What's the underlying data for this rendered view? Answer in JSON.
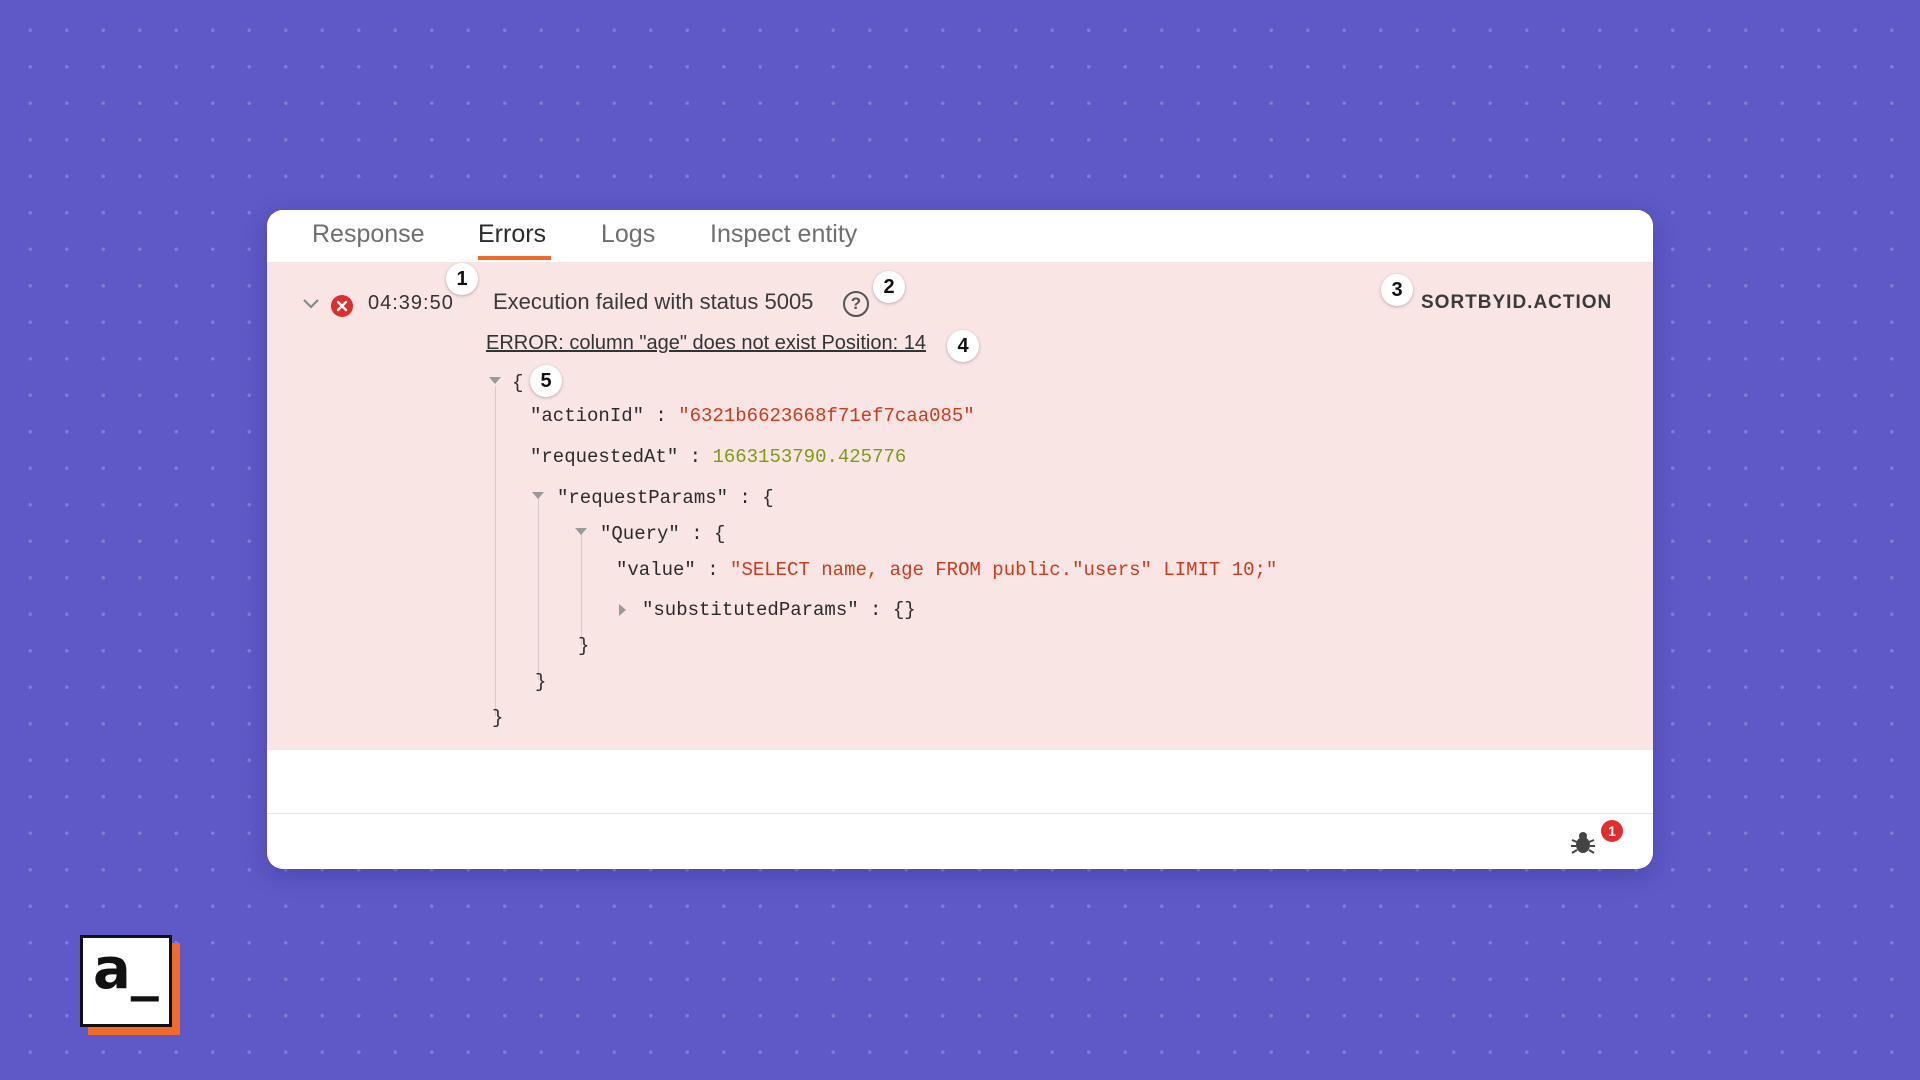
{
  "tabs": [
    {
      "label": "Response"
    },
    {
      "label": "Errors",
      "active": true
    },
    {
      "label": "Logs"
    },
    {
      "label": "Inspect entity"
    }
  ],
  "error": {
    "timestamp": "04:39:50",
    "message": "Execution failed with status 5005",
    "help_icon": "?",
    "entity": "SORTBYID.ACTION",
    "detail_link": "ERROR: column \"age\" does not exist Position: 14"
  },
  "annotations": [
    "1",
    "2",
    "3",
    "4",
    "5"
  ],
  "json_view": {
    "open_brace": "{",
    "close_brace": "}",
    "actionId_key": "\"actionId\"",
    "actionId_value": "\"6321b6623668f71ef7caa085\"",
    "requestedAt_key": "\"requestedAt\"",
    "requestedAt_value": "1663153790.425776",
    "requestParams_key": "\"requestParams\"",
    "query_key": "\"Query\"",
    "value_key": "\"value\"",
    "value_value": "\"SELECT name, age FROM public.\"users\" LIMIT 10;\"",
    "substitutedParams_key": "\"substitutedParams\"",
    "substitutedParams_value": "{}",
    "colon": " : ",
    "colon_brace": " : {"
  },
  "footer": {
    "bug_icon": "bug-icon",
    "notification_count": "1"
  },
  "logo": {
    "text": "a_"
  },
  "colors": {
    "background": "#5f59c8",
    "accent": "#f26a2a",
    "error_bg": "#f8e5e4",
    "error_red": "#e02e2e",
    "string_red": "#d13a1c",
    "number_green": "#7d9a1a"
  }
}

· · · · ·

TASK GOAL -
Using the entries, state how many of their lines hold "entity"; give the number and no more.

SOLUTION TO THIS TASK -
2